The 85/15 ratio is a federal regulation that stipulates that no college shall approve enrollment for a course in which 85 percent of students “[have] all or part of their tuition, fees or other charges paid for them by the educational institution or [the U.S. Department of Veterans Affairs].”
A July 9th letter from Education Specialist Dan Yonovitz confirmed the ban on veteran enrollment.
“UoP shall not enroll any veterans/eligible persons in the aforementioned programs unless it is approved by Mr. Hawley,” the letter read. Ray Hawley is San Diego's Education Liaison Representative.
However, according to the University of Phoenix, only one of the seven programs listed exceeded the 85 percent threshold—and it has agreed to voluntarily close enrollments to VA students for that program.
According to UoP, the veteran enrollment figures for the programs in question are as follows:
-B.S. organizational security and management – 89.62%
-B.S. human services – 25.98%
-B.S. information technology - 71.43%
-B.S. management – 57.14%
-M.A. education– 69.23%
-M.S. administration of justice and security (criminal justice) – 66.67%
-MBA - 62.57%
"The one program in San Diego that is over the ratio is enormously popular with veterans,” Ryan Rauzon a spokesman for University of Phoenix told Campus Reform. “That is something we are enormously proud of."
"The entire program [organizational security and management] has 106 students in it, 95 of them are veterans. If six non-veterans enroll in that program, it would be in compliance.”
The University of Phoenix has reportedly provided auditors with the updated figures and are awaiting the “official acknowledgement in the form of a final closing letter to the audit.”
The University of Phoenix has received over $95 million in GI BIll funding since 2009, “more than the entire 10-campus University of California system and all UC extension programs combined,” according to the Center for Investigative Reporting.
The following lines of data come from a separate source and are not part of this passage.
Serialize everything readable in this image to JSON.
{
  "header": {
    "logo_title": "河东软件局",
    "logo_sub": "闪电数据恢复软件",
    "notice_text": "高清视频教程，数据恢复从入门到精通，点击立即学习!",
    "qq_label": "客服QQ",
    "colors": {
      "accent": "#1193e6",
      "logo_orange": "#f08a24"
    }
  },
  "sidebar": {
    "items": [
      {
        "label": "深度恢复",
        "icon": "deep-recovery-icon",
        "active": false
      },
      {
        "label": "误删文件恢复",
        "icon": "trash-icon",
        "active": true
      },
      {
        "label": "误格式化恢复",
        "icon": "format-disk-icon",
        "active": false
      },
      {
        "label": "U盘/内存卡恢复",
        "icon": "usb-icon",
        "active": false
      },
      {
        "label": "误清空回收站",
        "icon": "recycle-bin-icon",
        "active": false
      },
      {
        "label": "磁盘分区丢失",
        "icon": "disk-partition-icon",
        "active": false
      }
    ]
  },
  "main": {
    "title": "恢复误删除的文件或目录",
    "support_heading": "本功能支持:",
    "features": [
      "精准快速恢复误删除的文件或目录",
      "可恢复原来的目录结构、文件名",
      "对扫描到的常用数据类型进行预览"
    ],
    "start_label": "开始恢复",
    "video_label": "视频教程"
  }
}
According to the Wall Street Journal, a report from a Senate committee headed by Sen. Tom Harkin (D-Iowa) found that eight of the top ten largest recipients of money from the post 9/11 GI Bill were for-profit colleges.
UPDATE: UT San Diego reports that the Federal Veterans Affairs have corrected the 85/15 enrollment compliance issue at the University of Phoenix San Diego. "[V]eterans can continue signing up for classes uninterrupted."
Follow the author of this article on Twitter: @CalebBonham